# What you need to do
Search the data for the string "BANANAS" and extract every line where it appears.

# Records provided
»»

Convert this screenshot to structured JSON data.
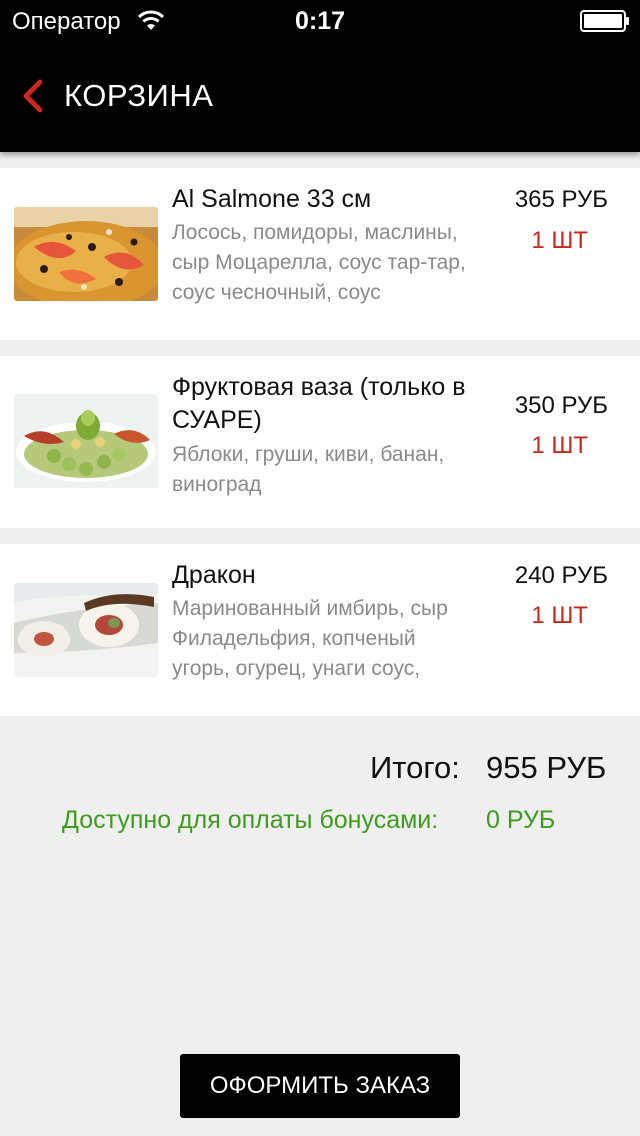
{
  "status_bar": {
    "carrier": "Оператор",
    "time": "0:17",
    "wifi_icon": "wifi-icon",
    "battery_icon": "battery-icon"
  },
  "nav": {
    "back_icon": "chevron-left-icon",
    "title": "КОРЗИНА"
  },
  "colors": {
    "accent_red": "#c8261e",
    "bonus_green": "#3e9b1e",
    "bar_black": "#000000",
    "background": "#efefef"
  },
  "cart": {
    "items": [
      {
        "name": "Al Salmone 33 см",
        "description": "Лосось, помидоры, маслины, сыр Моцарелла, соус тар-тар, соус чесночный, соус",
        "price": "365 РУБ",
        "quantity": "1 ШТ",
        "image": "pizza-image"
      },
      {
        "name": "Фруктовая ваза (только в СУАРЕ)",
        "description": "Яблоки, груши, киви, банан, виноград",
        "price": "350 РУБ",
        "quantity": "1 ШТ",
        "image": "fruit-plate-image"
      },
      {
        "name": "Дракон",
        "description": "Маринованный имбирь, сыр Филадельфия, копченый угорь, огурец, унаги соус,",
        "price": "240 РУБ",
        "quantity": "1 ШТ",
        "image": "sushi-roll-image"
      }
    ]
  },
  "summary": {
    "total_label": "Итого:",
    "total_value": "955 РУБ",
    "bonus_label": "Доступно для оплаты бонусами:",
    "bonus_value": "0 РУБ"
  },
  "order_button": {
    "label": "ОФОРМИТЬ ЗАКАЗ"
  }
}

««
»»

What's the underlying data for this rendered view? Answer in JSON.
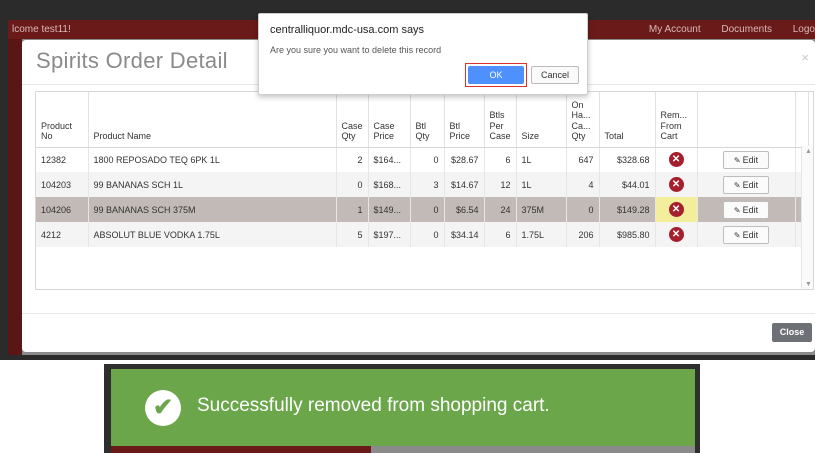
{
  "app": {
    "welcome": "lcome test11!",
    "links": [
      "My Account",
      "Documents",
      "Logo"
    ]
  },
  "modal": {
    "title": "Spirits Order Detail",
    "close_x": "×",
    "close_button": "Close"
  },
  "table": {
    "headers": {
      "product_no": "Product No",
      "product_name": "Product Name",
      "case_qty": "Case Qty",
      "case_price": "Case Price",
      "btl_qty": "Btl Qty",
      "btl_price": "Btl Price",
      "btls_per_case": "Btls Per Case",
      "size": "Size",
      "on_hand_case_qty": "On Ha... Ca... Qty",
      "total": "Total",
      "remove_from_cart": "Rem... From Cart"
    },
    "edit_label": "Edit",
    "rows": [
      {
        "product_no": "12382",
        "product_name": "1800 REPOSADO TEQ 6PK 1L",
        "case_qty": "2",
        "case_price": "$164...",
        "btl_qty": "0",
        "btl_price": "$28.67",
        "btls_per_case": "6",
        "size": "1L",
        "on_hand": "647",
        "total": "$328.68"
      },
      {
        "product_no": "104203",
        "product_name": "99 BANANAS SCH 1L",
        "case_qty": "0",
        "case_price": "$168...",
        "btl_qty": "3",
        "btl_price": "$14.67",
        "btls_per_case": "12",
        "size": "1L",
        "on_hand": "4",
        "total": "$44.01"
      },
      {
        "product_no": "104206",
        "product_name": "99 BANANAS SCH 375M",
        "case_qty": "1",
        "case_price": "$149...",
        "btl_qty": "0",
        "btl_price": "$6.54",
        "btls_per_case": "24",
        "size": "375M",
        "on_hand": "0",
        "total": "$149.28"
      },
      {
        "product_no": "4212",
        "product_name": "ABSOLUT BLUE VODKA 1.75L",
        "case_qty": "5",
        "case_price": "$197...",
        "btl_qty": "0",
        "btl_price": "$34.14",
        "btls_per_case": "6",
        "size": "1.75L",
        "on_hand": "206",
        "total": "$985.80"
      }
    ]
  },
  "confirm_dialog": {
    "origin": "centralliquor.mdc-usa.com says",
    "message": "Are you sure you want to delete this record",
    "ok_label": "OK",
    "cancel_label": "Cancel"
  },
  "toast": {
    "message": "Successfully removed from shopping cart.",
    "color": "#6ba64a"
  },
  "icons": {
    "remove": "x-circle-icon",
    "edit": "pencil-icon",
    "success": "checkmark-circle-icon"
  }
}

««

# Response to this task
        "product_name": "99 BANANAS SCH 1L",
        "product_name": "99 BANANAS SCH 375M",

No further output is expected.